Art center instructors get their moment in spotlight
BY Lynn Cook
Special to The Advertiser
This is it. This is the year to make a leap of faith that will land you in an art studio, brush in hand, paint, ink or indigo dyes begging to be spread on canvas, paper or cloth. No more longing looks and thoughts of "Could I make that?" as you admire beautiful ceramic bowls. Just do it!
Commitment made, if you're looking for a teacher, you may find a very visual answer to that question at the Academy Art Center at Linekona.
Art Center director Vince Hazen was looking for a way to "shake out ideas about art" among the staff members of Hawai'i's largest private art school when he set up the current exhibit. Hazen's goal was to highlight the 50 working artists and their media, and engage the entire staff and community in a first-ever staff exhibition.
Many highly recognizable names in Hawai'i's art world are included.
"There are a lot of surprises on the walls," Hazen said, pointing out a wall-sized installation piece by Andrew Rose.
Known for his mastery of oil painting, Rose was inspired by the recent Honolulu Academy of Arts exhibition of Hokusai's Japanese woodblock prints.
"I took the idea of the floating papers in the historic print and translated them into floating watercolors in my 'Gust of Wind' painting," Rose said.
Busy with teaching at Linekona and Island Pacific Academy, Rose laughed and said he handed off his paintings to the new exhibition coordinator, Alban Cooper, and said, "Bye, gotta go." But Cooper made do.
Cooper, very new to the job, had just installed his own work. His tall birchwood lamp sheds light on a chintz-covered wall phone and clock art of the out-going designer, Alan Konishi. Cooper, a recent University of Hawai'i graduate in design, has a job description that also includes graphic designer and materials manager. Hazen said just the job listing scared off a few candidates.
"No matter how busy our days are, we all still find time to create art," he said.
"Lint," he said, with a smile.
His entry, "Flamingo Legs," is carefully drawn and topped with "feathers" of felted pink dryer lint. Before another question could be asked, he said, "Yes, everyone is bringing me dryer lint."
Viewers can "expect more of the unexpected in the show," Hazen said, as he pointed out art created by the museum's outreach program coordinator, Pearlyn Salvador.
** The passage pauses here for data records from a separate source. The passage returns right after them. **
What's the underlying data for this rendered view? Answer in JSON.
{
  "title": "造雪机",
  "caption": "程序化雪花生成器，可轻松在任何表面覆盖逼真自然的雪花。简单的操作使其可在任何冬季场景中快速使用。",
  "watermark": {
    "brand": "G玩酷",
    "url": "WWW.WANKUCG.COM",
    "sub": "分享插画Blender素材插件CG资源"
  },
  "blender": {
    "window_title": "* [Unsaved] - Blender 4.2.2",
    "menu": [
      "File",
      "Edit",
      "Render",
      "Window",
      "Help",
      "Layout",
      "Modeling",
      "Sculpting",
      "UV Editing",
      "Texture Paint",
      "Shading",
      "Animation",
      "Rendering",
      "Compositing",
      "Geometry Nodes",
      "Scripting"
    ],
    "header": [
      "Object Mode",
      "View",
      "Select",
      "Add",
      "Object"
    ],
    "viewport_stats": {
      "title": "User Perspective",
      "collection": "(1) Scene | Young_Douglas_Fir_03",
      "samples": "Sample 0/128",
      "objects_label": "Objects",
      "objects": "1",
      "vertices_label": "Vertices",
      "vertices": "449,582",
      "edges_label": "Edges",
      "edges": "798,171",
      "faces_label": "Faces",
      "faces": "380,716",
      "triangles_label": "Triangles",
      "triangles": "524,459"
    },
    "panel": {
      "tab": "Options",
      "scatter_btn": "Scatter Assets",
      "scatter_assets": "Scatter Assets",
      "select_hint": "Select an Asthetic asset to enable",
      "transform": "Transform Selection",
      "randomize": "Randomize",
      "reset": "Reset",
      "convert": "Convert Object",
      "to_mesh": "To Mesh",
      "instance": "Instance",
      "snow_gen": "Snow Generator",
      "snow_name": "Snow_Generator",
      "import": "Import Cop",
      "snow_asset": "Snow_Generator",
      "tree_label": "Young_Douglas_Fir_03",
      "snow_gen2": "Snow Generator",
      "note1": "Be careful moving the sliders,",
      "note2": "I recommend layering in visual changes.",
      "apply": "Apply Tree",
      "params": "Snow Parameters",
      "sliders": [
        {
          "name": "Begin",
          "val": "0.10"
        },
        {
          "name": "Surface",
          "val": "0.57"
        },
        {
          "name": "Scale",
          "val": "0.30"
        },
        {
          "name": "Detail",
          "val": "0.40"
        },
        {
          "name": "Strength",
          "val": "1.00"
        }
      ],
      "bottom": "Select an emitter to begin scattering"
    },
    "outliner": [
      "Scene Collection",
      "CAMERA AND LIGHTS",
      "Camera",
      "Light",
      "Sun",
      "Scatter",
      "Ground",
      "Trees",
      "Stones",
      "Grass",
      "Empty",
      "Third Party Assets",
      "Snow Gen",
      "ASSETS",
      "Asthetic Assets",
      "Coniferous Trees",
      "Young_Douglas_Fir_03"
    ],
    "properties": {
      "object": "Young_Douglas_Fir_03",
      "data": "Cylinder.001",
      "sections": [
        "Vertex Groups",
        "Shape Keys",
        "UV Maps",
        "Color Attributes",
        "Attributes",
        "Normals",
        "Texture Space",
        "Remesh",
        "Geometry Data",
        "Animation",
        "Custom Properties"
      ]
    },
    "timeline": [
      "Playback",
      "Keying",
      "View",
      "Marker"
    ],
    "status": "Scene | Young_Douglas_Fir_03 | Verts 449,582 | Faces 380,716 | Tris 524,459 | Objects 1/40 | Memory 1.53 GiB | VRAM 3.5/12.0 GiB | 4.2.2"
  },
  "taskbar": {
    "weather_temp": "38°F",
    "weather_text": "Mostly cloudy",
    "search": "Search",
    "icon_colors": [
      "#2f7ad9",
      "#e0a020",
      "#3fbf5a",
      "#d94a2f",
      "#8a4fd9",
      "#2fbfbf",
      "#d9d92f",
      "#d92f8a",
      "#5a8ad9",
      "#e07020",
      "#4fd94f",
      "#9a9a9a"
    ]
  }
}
Salvador's work, "A Narrow Opening," falls like delicate woven silk. The ceiling-high hanging is made of indigo-dyed junk mail.
John Bade, who manages the ceramics studio at Linekona, calls his entry, "Symbiotic Seaforms," a puzzle.
"I make pieces large. Too large to fire all in one," Bade said. "This sea anemone form has a tiny shrimp that preens and protects the anemone, a bit like the work I do in our studio."
Bade ran the studio at the Richards Street YWCA for 13 years before moving to Linekona.
"When anyone asks me, I jump right in to suggest and direct, and prevent the mistakes that can happen in clay," he said.
Kathleen O'Bryan, the new studio director of the VSA Arts Hawai'i-Pacific at Linekona, is not new to the art world. O'Bryan's unique pastel works have been shown in galleries from Maui to Santa Fe.
"I was moving back to Maui when I was lucky enough to stop here at the Academy," she said. Her new task is to create and direct programs that enhance the lives of children and adults challenged with disabilities. "I am so new that I was surprised to be invited into the staff show," she said.
O'Bryan agrees with Rose that the exhibition offers an opportunity to see what working artists produce.
During the opening night reception, the staff checked off their list of students.
"We have a brain surgeon, professional artists, politicians, shop keepers and a dozen other professions," Rose said. "They walk into class and they are all the same. Everyone is simply an artist. Sometimes we never know what they do 'in real life' until long after the course is done."
The Academy Art Center offers year-round classes for children and adults, short workshops, programs in the schools and open studio sessions.
The classes run from the obscure oshibana pressed fresh flower art form to lost wax casting for jewelry design.
The instructors' list includes painter, printmaker George Woollard, painter Chuck Davis, watercolorists Roger Whitlock and Gay Jefferson, Honolulu Printmakers director Laura Smith, copper engraver Jared Wickware, fiber artist Liz Train and a dozen others.